Walnut Road 6, SW1A 1AA Manchester, GB
Buckingham Palace is a London royal residence and the administrative headquarters of the monarch of the United Kingdom. Located in the City of Westminster, the palace is often at the centre of state occasions and royal hospitality. It has been a focal point for the British people at times of national rejoicing and mourning.
Originally known as Buckingham House, the building at the core of today's palace was a large townhouse built for the Duke of Buckingham in 1703 on a site that had been in private ownership for at least 150 years. It was acquired by King George III in 1761 as a private residence for Queen Charlotte and became known as The Queen's House. During the 19th century it was enlarged by architects John Nash and Edward Blore, who constructed three wings around a central courtyard. Buckingham Palace became the London residence of the British monarch on the accession of Queen Victoria in 1837.
The last major structural additions were made in the late 19th and early 20th centuries, including the East Front, which contains the well-known balcony on which the royal family traditionally appears to greet crowds. A German bomb destroyed the palace chapel during the Second World War; the Queen's Gallery was built on the site and opened to the public in 1962 to exhibit works of art from the Royal Collection.
The original early-19th-century interior designs, many of which survive, include widespread use of brightly coloured scagliola and blue and pink lapis, on the advice of Sir Charles Long. King Edward VII oversaw a partial redecoration in a Belle Époque cream and gold colour scheme. Many smaller reception rooms are furnished in the Chinese regency style with furniture and fittings brought from the Royal Pavilion at Brighton and from Carlton House. The palace has 775 rooms, and the garden is the largest private garden in London. The state rooms, used for official and state entertaining, are open to the public each year for most of August and September and on some days in winter and spring.
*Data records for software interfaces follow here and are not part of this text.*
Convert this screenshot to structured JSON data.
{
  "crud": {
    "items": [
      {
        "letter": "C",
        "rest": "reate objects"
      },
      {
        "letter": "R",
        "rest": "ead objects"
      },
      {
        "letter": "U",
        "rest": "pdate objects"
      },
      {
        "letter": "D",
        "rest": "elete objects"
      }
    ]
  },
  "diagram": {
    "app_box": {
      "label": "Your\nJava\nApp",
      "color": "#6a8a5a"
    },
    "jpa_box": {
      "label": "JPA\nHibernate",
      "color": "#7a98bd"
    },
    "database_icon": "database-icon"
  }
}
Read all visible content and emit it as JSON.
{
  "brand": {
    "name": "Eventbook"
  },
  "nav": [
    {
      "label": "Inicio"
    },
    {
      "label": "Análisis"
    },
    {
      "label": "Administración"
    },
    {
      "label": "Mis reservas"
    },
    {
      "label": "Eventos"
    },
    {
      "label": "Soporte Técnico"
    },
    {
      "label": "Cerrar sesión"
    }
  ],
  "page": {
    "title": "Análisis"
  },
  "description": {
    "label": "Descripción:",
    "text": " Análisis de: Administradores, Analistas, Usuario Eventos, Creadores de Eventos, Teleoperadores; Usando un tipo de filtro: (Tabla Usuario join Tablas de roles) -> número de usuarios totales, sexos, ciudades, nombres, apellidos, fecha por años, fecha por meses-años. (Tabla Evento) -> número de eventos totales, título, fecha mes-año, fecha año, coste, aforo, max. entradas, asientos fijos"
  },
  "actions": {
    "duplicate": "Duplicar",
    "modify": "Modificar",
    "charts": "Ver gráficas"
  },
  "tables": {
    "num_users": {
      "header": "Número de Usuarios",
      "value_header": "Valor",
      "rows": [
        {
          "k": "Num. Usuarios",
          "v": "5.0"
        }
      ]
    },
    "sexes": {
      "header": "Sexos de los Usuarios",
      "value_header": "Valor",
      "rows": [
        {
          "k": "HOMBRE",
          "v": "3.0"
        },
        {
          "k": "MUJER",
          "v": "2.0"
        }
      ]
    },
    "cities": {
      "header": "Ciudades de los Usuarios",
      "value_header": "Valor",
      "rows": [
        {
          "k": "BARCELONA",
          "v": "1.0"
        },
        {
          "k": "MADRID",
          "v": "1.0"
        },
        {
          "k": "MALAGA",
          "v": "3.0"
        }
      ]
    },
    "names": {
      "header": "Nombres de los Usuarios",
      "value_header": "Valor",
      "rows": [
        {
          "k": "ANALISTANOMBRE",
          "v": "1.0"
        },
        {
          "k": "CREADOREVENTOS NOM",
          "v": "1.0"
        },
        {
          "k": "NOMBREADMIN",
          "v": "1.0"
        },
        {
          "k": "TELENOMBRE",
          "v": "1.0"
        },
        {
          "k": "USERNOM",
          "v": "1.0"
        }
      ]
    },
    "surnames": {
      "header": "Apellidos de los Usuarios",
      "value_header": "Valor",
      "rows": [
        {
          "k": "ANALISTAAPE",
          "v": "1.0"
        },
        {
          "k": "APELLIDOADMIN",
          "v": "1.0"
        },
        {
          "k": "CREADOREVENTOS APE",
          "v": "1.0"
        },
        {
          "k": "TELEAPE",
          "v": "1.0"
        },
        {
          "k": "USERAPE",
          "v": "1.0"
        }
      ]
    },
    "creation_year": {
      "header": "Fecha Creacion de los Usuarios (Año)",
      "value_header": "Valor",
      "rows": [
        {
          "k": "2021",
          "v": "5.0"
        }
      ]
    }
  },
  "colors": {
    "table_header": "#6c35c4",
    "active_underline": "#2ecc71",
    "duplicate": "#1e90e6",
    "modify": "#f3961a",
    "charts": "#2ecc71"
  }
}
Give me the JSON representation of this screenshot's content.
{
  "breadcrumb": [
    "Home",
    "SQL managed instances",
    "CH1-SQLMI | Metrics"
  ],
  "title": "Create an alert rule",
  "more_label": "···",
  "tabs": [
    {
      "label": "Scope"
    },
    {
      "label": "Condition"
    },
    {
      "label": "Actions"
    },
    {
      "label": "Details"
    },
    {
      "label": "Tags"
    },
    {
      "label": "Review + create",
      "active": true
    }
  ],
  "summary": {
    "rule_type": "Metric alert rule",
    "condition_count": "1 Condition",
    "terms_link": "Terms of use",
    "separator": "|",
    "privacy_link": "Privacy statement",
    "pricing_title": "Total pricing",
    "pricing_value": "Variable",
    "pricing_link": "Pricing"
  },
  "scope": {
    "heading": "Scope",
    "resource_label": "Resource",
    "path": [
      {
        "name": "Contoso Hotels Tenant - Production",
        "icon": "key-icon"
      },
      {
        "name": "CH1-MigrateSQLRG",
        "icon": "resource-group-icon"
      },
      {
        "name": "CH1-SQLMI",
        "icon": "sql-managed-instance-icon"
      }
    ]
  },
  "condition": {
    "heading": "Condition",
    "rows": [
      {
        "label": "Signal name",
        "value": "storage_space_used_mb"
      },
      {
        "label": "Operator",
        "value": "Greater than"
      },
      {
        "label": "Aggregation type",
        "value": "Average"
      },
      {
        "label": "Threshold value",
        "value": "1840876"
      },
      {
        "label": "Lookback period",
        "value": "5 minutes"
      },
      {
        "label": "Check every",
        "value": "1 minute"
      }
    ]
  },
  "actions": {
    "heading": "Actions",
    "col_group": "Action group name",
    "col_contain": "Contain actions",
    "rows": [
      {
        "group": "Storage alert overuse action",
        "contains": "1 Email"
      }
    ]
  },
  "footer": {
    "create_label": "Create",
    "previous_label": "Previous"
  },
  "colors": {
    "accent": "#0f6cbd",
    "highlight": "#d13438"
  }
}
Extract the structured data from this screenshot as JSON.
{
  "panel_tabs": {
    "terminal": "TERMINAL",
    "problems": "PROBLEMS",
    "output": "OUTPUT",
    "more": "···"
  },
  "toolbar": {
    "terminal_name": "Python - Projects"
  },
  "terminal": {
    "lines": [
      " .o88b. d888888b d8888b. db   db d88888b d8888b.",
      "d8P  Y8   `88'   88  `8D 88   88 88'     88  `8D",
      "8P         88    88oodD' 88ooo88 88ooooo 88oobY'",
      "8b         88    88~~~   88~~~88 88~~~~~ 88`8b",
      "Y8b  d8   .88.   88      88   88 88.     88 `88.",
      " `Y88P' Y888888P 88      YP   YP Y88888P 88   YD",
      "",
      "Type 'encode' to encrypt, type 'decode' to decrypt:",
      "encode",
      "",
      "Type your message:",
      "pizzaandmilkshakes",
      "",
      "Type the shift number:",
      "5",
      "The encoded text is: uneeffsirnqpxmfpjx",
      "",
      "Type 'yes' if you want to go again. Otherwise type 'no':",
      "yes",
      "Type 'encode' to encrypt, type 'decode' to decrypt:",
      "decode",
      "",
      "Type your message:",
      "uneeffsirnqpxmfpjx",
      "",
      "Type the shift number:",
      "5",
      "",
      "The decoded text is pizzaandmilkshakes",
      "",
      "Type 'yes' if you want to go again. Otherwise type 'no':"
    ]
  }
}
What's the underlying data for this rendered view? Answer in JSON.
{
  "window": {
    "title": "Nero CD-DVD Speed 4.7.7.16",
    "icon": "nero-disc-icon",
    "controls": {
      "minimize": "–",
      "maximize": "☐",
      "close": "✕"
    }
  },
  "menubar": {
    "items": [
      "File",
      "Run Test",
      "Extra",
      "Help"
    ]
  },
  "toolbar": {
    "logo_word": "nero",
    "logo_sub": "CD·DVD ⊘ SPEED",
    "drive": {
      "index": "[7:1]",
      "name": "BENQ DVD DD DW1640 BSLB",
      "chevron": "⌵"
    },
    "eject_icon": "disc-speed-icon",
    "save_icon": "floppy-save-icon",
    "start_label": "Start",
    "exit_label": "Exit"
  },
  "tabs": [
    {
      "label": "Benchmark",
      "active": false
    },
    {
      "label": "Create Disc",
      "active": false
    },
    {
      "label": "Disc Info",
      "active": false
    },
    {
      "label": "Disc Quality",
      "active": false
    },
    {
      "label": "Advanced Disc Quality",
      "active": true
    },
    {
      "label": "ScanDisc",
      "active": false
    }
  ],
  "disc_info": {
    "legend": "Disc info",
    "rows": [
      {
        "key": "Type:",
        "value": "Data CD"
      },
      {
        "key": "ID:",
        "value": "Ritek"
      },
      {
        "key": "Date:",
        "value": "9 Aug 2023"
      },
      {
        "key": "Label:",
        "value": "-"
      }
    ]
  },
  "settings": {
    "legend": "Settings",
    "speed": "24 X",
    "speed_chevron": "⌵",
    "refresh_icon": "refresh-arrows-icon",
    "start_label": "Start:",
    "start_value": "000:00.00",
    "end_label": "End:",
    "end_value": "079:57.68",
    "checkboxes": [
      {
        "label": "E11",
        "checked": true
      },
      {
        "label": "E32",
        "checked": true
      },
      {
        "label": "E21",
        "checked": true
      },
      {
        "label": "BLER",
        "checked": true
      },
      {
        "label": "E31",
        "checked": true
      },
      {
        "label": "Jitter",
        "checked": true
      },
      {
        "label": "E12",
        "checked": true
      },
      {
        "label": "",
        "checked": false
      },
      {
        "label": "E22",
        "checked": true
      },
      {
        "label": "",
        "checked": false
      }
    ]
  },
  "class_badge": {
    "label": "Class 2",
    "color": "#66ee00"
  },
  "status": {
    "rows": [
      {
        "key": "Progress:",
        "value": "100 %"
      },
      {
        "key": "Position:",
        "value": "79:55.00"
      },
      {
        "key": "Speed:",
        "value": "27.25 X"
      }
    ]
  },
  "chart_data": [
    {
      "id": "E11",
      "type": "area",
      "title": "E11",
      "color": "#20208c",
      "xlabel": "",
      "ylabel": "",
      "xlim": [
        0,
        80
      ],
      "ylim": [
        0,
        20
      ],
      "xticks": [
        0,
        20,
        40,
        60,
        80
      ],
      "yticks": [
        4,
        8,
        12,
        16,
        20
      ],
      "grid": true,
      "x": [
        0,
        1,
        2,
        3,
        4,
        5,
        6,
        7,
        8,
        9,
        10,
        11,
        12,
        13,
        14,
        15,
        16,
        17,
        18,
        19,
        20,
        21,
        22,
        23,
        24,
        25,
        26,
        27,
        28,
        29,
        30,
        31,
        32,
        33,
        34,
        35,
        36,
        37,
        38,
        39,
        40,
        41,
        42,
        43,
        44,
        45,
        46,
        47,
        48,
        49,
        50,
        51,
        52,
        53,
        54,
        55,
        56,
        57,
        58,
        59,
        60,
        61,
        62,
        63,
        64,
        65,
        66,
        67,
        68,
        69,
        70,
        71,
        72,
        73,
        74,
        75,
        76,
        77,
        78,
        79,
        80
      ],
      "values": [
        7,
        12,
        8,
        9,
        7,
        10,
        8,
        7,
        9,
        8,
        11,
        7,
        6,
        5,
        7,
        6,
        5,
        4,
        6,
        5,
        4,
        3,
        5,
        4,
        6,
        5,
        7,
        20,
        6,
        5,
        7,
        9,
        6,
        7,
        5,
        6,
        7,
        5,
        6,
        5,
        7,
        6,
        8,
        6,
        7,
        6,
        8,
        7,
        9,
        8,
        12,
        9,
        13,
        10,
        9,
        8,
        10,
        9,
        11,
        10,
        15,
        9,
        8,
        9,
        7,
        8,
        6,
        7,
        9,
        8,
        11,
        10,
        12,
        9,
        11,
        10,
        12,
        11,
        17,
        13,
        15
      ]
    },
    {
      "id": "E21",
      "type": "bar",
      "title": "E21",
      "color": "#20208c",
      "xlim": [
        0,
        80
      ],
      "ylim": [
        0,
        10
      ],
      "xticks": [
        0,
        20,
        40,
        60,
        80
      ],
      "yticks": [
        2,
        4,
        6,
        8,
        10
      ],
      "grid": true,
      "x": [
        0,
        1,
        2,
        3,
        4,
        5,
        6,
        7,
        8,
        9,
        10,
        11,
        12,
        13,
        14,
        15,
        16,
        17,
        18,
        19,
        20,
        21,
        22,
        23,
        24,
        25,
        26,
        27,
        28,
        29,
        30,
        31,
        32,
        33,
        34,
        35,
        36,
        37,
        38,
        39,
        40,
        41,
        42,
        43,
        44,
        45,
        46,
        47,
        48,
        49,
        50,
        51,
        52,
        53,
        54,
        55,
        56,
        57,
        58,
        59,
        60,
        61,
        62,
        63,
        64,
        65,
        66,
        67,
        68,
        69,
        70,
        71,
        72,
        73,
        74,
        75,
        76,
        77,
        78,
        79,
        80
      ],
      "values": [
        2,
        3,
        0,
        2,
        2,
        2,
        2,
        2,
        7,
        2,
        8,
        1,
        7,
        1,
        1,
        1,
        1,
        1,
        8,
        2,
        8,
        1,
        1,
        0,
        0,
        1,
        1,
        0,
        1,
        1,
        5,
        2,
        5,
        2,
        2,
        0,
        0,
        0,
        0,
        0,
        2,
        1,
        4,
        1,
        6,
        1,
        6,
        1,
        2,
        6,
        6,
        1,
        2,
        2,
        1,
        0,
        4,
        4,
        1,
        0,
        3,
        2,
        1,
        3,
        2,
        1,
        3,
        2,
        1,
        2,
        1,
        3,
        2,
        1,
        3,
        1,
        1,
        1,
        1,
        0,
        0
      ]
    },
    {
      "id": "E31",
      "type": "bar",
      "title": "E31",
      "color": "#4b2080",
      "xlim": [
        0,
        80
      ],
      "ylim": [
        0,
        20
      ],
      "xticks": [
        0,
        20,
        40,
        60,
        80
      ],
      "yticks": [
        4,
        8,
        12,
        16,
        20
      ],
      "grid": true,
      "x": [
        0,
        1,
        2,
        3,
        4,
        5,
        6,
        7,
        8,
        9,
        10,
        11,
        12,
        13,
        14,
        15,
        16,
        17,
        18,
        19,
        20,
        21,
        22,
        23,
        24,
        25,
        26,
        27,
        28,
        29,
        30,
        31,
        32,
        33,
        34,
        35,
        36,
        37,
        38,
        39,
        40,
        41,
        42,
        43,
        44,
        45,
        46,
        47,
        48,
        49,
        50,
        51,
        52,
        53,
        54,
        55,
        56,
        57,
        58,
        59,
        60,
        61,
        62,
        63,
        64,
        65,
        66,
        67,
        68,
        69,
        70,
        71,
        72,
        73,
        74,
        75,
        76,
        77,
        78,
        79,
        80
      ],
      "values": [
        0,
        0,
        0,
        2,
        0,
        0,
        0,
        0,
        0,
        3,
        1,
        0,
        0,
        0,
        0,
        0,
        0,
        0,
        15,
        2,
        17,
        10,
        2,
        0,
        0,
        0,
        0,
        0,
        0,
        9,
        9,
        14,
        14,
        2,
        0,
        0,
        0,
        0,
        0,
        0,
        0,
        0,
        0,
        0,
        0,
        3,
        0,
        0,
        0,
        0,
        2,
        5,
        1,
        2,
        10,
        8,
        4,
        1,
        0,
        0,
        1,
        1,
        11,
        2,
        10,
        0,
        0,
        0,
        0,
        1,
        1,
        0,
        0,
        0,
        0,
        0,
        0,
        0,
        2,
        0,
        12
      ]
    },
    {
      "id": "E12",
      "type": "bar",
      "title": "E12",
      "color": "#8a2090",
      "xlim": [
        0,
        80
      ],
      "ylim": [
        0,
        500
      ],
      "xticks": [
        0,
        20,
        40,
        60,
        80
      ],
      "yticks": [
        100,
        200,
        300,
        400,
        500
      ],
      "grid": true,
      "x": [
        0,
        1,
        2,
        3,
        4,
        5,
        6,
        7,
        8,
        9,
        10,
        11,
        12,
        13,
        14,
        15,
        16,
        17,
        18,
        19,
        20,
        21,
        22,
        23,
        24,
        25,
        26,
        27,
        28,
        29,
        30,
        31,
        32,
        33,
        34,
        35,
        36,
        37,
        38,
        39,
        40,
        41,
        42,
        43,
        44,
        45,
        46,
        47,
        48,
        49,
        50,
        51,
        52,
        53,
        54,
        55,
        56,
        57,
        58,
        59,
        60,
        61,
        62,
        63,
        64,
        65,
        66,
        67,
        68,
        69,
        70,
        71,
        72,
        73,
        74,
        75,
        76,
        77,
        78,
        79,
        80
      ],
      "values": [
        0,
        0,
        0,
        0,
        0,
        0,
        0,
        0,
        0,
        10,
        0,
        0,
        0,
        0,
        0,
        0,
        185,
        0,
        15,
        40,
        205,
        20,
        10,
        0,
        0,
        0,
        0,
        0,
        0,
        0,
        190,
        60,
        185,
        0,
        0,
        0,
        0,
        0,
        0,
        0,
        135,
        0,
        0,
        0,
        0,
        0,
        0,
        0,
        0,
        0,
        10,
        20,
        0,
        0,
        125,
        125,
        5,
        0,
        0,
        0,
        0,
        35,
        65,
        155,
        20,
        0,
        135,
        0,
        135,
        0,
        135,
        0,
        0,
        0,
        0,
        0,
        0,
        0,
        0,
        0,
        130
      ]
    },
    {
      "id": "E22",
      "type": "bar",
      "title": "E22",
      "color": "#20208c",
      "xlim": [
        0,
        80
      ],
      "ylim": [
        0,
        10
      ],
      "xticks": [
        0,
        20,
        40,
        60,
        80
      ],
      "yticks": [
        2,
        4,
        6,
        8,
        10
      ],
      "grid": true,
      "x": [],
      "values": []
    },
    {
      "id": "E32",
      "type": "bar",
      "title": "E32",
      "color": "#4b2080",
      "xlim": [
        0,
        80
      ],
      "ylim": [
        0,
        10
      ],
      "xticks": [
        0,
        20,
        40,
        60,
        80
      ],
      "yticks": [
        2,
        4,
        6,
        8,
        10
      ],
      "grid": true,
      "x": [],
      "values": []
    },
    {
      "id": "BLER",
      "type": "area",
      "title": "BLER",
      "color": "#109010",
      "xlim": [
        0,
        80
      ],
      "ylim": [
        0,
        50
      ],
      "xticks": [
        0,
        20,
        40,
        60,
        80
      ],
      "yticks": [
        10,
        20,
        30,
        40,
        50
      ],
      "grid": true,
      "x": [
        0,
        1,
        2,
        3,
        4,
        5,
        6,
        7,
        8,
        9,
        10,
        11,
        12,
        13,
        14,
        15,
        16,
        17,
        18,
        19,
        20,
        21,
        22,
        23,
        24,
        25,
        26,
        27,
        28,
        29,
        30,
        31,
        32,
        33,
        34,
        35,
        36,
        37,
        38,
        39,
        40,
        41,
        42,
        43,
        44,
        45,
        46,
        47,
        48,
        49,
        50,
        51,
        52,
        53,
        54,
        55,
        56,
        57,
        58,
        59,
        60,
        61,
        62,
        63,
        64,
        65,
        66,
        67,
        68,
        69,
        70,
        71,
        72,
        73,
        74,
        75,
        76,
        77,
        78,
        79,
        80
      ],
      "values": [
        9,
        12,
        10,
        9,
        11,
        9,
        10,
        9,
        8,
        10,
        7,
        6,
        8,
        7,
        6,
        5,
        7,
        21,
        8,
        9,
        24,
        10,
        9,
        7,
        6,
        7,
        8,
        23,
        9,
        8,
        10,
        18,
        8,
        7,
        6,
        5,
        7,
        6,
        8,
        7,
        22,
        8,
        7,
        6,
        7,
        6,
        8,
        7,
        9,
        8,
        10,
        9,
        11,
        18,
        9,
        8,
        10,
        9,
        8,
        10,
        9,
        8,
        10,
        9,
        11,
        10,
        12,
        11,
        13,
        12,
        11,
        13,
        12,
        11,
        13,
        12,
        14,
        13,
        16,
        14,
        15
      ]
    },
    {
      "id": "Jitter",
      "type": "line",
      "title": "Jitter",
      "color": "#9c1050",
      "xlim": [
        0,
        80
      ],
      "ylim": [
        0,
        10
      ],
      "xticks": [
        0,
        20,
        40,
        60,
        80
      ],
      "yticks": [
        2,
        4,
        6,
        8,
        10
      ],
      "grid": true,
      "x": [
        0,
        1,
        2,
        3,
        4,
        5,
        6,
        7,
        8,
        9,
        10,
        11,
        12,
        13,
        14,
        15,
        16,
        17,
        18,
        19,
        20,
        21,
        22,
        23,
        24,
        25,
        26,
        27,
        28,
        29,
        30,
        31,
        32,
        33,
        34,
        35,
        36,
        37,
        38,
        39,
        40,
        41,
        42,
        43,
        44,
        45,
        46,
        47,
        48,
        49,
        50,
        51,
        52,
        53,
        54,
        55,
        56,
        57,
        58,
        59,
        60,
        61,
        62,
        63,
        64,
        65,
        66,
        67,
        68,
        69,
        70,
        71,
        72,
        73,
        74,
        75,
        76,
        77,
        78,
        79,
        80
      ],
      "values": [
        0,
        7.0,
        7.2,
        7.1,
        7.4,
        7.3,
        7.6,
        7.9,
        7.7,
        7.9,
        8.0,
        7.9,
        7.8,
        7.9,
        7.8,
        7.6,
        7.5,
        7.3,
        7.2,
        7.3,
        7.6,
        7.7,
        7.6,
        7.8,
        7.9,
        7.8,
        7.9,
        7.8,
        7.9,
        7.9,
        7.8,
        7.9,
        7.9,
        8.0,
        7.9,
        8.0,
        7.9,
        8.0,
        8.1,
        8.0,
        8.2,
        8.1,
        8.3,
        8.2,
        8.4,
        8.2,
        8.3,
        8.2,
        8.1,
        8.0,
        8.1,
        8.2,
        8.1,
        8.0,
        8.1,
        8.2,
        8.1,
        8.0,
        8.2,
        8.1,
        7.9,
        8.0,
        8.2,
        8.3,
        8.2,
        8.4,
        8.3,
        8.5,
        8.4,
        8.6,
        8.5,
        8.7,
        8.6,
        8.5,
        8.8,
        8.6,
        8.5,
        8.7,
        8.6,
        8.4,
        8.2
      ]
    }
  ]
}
Westminster Bridge 30, SE1 7PB London, GB
At 135m, The London Eye is the world’s largest cantilevered observation wheel. It was conceived and designed by Marks Barfield Architects and was launched in 2000.
It has won over 85 awards for national and international tourism, outstanding architectural quality and engineering achievement. In fact, it has become the UK’s most popular paid for visitor attraction.
In 2020, The London Eye celebrated its 20th birthday, you can visit our exhibit on our eye-conic story for FREE at our Ticket Hall!
London Bridge is the oldest river crossing in London, bringing river and road traffic together. It was rebuilt multiple times, from timber to stone and concrete and steel. London Bridge was actually the sole crossing of the Thames until the construction of Putney Bridge in 1729.